In this paper, we aim to develop a systematic method to aid modelers in designing a survey (or interview) to quantify variables in order to create and validate reference modes. We call our method the “REference MOde DEvelopment ALgorithm” (REMODEAL). We present an overview of REMODEAL and delve into our three graph process to enable modelers to check reference modes for internal consistency and inter-participant consistency.
Presenter: Portia Mupfumira

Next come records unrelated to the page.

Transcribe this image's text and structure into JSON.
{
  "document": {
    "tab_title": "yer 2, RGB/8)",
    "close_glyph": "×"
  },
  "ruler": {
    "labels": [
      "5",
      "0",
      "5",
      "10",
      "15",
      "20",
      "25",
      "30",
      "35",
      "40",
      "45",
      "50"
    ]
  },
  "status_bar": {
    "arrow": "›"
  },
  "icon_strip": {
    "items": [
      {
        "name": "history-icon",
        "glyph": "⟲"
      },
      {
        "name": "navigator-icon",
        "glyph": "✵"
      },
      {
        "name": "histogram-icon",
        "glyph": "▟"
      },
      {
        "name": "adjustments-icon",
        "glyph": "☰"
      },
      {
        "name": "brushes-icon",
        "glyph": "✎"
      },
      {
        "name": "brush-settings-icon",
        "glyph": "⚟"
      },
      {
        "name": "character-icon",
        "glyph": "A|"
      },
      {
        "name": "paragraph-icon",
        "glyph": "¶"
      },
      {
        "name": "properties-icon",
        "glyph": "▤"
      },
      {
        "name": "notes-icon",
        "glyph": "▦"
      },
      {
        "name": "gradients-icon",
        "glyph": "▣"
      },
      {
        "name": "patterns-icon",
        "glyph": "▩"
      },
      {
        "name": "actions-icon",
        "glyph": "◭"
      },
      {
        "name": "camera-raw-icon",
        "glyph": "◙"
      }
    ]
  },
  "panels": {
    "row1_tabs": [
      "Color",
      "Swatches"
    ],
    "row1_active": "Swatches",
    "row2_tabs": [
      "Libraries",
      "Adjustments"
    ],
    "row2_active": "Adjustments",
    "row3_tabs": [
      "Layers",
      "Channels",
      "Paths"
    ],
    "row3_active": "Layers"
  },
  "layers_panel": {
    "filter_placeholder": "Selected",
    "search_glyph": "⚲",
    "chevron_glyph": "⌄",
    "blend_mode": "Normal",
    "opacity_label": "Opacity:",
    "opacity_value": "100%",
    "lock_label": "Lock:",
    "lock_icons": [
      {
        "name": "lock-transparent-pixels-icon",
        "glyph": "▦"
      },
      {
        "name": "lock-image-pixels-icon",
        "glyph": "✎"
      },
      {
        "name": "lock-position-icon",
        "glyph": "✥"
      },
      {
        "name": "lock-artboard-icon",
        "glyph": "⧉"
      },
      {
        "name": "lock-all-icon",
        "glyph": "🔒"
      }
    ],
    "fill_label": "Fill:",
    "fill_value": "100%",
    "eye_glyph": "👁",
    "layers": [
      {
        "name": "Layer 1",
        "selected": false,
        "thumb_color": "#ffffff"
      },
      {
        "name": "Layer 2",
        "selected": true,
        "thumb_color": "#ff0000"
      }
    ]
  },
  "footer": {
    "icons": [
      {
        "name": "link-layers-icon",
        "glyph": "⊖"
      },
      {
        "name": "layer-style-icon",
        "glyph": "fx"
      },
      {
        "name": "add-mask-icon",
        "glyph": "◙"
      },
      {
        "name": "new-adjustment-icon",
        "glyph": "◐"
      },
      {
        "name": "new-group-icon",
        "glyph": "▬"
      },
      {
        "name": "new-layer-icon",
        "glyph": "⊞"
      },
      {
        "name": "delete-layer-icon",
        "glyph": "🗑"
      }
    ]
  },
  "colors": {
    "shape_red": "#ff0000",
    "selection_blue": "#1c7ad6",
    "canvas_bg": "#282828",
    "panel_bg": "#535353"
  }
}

Smart Cities are complex systems as highlighted by Sanders & Sanders, (2004) and Moon, (2016), that require an understanding of their complexity and dynamics. Thus, selection of a Systems Thinking methodology to aid decision-making processes in smart cities implementation. This approach was once used by Das, (2013) through system dynamics modelling to illustrate the dynamicity and parameter influence on each other to assist policy interventions for developing smart cities in South Africa. On the other hand, Monasterolo et al., (2014) applied a hybrid system dynamic and agent-based methodology for simulating complex adaptive systems for sustainability analysis, highlighting that the emergent modelling framework increase modelling accuracy and computational efficiency. The first phase is problem conceptualisation for problem definition, objective decomposition, setting of the scope, and assumptions. A comprehensive smart cities framework literature will be carried out to determine the key components of smart cities to scope the research. Parameters, scope, and assumptions will determine the input and output data of the system. This in turn will offer a platform for ‘interaction points’ identification followed by the hybrid conceptual model development. A rigorous iterative process will be done verifying and validating the developed model followed by experimentation and using case study data.
Presenter: Nashon Adero
Rapid advances in automation, big data, mine surveying and mapping technologies have created a compelling research motivation and policy justification for ensuring environmentally responsible mining. Recent developments in East Africa have given mineral resources a new strategic significance. Mineral resource exploration efforts are increasing, complete with dedicated government agencies in charge of mining as a new priority sector for economic growth. Mining sector governance is fast gaining currency and policy relevance as a result. Like most countries in East Africa, Kenya has a young and growing mining sector. Kenya’s Mining Act of 2016 is, however, reputed for being the most modern and progressive mining legislation in Africa. The traditional focus of mine planners and investors has been pronounced on short-term project-level optimisation of operations and socioeconomic outcomes. The result has been an excess of fragmentary approaches against a growing deficiency of integrated decision support models based on spatial scales that can effectively address strategic planning needs with a full implementation of systems thinking for a shared understanding of community-wide feedbacks and impacts. To address this growing gap, this case study used spatial and factual data on a mineral-rich county in Kenya to develop a system dynamics model for mine planning.